======== TASK INPUT

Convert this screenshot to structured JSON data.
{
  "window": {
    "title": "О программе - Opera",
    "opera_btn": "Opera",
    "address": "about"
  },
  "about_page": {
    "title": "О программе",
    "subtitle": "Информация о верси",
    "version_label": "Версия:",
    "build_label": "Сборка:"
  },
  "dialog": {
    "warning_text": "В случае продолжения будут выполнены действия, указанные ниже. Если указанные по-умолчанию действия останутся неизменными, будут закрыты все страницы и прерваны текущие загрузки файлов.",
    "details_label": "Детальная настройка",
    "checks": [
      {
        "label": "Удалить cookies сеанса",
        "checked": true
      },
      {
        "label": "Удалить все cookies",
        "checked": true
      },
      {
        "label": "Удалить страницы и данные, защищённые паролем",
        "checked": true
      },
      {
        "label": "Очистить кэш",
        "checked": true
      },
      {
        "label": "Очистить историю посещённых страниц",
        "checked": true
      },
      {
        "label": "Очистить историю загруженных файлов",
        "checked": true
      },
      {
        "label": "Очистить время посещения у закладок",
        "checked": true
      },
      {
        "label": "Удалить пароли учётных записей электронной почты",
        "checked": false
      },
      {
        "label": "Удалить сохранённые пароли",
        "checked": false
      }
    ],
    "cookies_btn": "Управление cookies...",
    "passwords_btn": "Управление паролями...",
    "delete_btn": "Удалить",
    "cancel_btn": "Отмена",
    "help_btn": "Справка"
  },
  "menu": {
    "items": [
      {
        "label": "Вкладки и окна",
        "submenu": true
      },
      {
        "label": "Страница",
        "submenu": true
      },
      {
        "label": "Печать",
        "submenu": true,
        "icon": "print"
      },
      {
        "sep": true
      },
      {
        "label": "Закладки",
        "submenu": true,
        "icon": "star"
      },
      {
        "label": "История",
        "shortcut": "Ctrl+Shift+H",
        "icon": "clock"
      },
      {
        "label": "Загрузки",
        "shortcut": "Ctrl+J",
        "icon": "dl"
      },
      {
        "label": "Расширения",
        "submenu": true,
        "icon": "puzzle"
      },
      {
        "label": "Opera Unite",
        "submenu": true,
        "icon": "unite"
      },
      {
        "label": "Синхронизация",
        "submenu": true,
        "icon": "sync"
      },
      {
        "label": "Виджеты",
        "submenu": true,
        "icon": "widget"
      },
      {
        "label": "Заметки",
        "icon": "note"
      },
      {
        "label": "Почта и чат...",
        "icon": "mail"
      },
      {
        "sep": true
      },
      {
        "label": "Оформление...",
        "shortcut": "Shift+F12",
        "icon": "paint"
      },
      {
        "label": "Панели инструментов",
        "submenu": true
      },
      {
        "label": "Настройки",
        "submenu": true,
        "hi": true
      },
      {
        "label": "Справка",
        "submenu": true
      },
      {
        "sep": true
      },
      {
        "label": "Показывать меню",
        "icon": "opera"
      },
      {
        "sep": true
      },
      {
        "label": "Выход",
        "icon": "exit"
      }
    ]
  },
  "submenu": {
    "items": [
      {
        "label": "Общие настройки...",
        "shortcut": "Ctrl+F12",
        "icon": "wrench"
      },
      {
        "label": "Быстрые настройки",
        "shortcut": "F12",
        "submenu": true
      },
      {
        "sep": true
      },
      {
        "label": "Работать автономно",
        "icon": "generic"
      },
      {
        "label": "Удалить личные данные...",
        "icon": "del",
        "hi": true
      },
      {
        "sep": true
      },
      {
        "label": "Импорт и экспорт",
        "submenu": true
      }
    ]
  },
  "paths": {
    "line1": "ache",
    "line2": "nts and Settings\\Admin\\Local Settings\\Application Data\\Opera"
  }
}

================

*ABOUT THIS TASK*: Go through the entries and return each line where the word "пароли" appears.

*EXERCISE RESPONSE*:
        "label": "Удалить пароли учётных записей электронной почты",
        "label": "Удалить сохранённые пароли",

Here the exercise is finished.